------ THE DATA ------

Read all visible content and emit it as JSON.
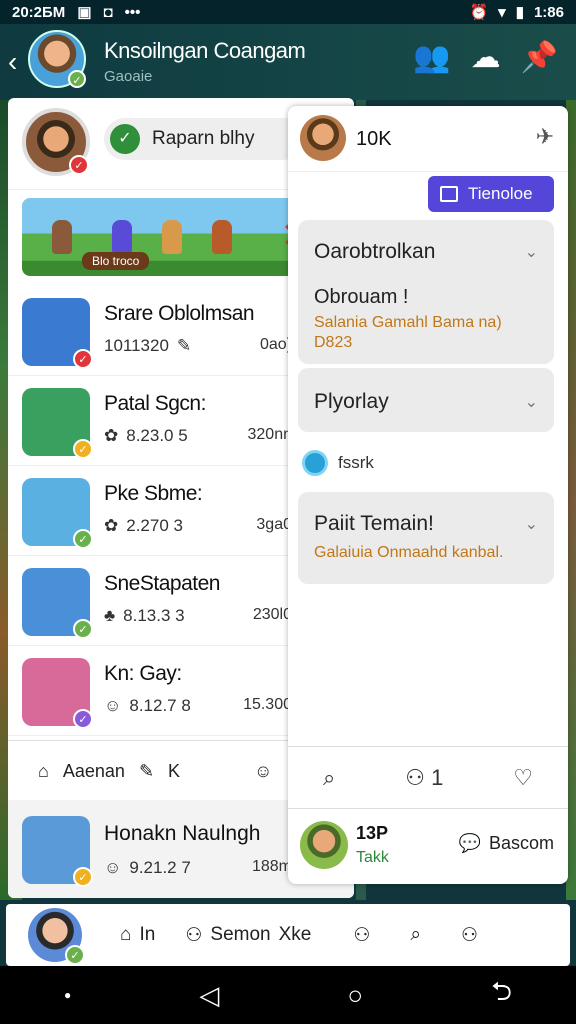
{
  "status": {
    "time_left": "20:2ƂM",
    "time_right": "1:86"
  },
  "header": {
    "title": "Knsoilngan Coangam",
    "subtitle": "Gaoaie"
  },
  "search": {
    "label": "Raparn blhy"
  },
  "banner": {
    "label": "Blo troco"
  },
  "list": [
    {
      "name": "Srare Oblolmsan",
      "meta": "1011320",
      "meta2": "0ao)",
      "badge": "red",
      "bg": "#3a7ad0"
    },
    {
      "name": "Patal Sgcn:",
      "meta": "8.23.0 5",
      "meta2": "320nn",
      "badge": "yellow",
      "bg": "#3aa060"
    },
    {
      "name": "Pke Sbme:",
      "meta": "2.270 3",
      "meta2": "3ga0",
      "badge": "green",
      "bg": "#5ab0e0"
    },
    {
      "name": "SneStapaten",
      "meta": "8.13.3 3",
      "meta2": "230l0",
      "badge": "green",
      "bg": "#4a90d8"
    },
    {
      "name": "Kn: Gay:",
      "meta": "8.12.7 8",
      "meta2": "15.300",
      "badge": "purple",
      "bg": "#d86a9a"
    }
  ],
  "actions": {
    "left_label": "Aaenan",
    "left_count": "K"
  },
  "bottom_item": {
    "name": "Honakn Naulngh",
    "meta": "9.21.2 7",
    "meta2": "188m"
  },
  "panel": {
    "count": "10K",
    "button": "Tienoloe",
    "acc1_title": "Oarobtrolkan",
    "acc1_bold": "Obrouam !",
    "acc1_sub": "Salania Gamahl Bama na)",
    "acc1_code": "D823",
    "acc2_title": "Plyorlay",
    "fsrk": "fssrk",
    "acc3_title": "Paiit Temain!",
    "acc3_sub": "Galaiuia Onmaahd kanbal.",
    "action_count": "1",
    "score": "13P",
    "take": "Takk",
    "discuss": "Bascom"
  },
  "nav": {
    "home": "In",
    "search": "Semon",
    "search2": "Xke"
  }
}
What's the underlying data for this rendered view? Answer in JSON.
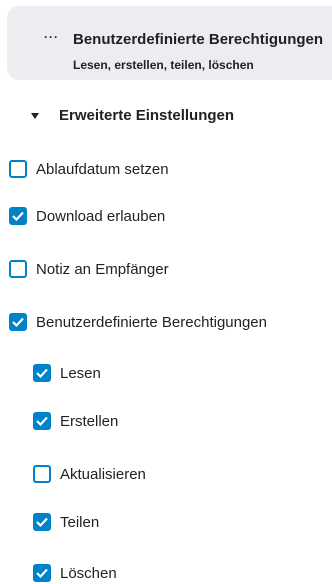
{
  "permission_card": {
    "dots": "···",
    "title": "Benutzerdefinierte Berechtigungen",
    "subtitle": "Lesen, erstellen, teilen, löschen"
  },
  "advanced": {
    "label": "Erweiterte Einstellungen",
    "expanded": true
  },
  "options": [
    {
      "label": "Ablaufdatum setzen",
      "checked": false
    },
    {
      "label": "Download erlauben",
      "checked": true
    },
    {
      "label": "Notiz an Empfänger",
      "checked": false
    },
    {
      "label": "Benutzerdefinierte Berechtigungen",
      "checked": true
    }
  ],
  "permissions": [
    {
      "label": "Lesen",
      "checked": true
    },
    {
      "label": "Erstellen",
      "checked": true
    },
    {
      "label": "Aktualisieren",
      "checked": false
    },
    {
      "label": "Teilen",
      "checked": true
    },
    {
      "label": "Löschen",
      "checked": true
    }
  ],
  "colors": {
    "accent": "#0082c9",
    "card_background": "#ebedf0",
    "text": "#222222"
  }
}
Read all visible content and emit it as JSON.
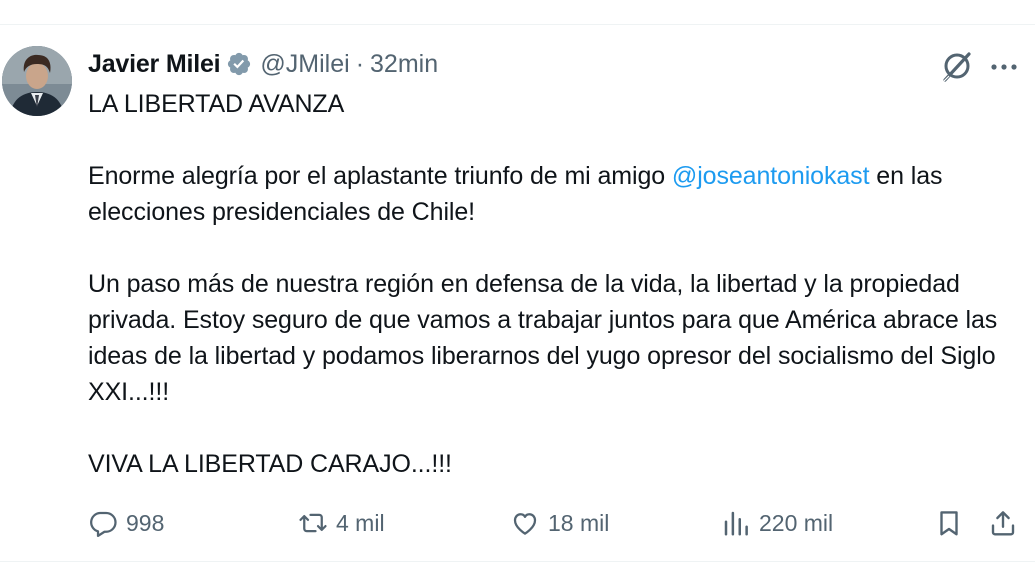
{
  "tweet": {
    "author_name": "Javier Milei",
    "handle": "@JMilei",
    "separator": "·",
    "time": "32min",
    "verified": true,
    "body": {
      "line1": "LA LIBERTAD AVANZA",
      "p2_before": "Enorme alegría por el aplastante triunfo de mi amigo ",
      "p2_mention": "@joseantoniokast",
      "p2_after": " en las elecciones presidenciales de Chile!",
      "p3": "Un paso más de nuestra región en defensa de la vida, la libertad y la propiedad privada. Estoy seguro de que vamos a trabajar juntos para que América abrace las ideas de la libertad y podamos liberarnos del yugo opresor del socialismo del Siglo XXI...!!!",
      "p4": "VIVA LA LIBERTAD CARAJO...!!!"
    },
    "actions": {
      "replies": "998",
      "retweets": "4 mil",
      "likes": "18 mil",
      "views": "220 mil"
    }
  },
  "colors": {
    "text": "#0f1419",
    "secondary": "#536471",
    "mention": "#1d9bf0",
    "verified_badge": "#829aab",
    "divider": "#eff3f4"
  },
  "icons": [
    "verified-badge-icon",
    "grok-icon",
    "more-icon",
    "reply-icon",
    "retweet-icon",
    "like-icon",
    "views-icon",
    "bookmark-icon",
    "share-icon"
  ]
}
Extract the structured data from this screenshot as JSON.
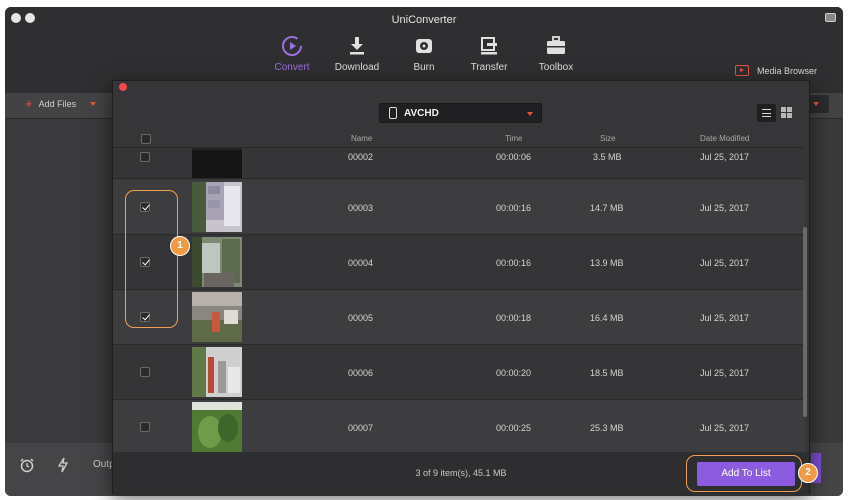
{
  "app": {
    "title": "UniConverter",
    "nav": [
      {
        "label": "Convert",
        "icon": "play-circle-icon",
        "active": true
      },
      {
        "label": "Download",
        "icon": "download-icon",
        "active": false
      },
      {
        "label": "Burn",
        "icon": "disc-icon",
        "active": false
      },
      {
        "label": "Transfer",
        "icon": "transfer-icon",
        "active": false
      },
      {
        "label": "Toolbox",
        "icon": "toolbox-icon",
        "active": false
      }
    ],
    "media_browser": "Media Browser",
    "add_files": "Add Files",
    "output_label": "Outp"
  },
  "dialog": {
    "format": "AVCHD",
    "columns": {
      "name": "Name",
      "time": "Time",
      "size": "Size",
      "date": "Date Modified"
    },
    "rows": [
      {
        "name": "00002",
        "time": "00:00:06",
        "size": "3.5 MB",
        "date": "Jul 25, 2017",
        "checked": false
      },
      {
        "name": "00003",
        "time": "00:00:16",
        "size": "14.7 MB",
        "date": "Jul 25, 2017",
        "checked": true
      },
      {
        "name": "00004",
        "time": "00:00:16",
        "size": "13.9 MB",
        "date": "Jul 25, 2017",
        "checked": true
      },
      {
        "name": "00005",
        "time": "00:00:18",
        "size": "16.4 MB",
        "date": "Jul 25, 2017",
        "checked": true
      },
      {
        "name": "00006",
        "time": "00:00:20",
        "size": "18.5 MB",
        "date": "Jul 25, 2017",
        "checked": false
      },
      {
        "name": "00007",
        "time": "00:00:25",
        "size": "25.3 MB",
        "date": "Jul 25, 2017",
        "checked": false
      }
    ],
    "summary": "3 of 9 item(s), 45.1 MB",
    "add_button": "Add To List"
  },
  "annotations": {
    "step1": "1",
    "step2": "2"
  },
  "colors": {
    "accent": "#8c5ce0",
    "annotation": "#ef9a45",
    "close": "#f24a4a"
  }
}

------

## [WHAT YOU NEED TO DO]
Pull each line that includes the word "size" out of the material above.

## [WORKED SOLUTION]
      "size": "Size",
        "size": "3.5 MB",
        "size": "14.7 MB",
        "size": "13.9 MB",
        "size": "16.4 MB",
        "size": "18.5 MB",
        "size": "25.3 MB",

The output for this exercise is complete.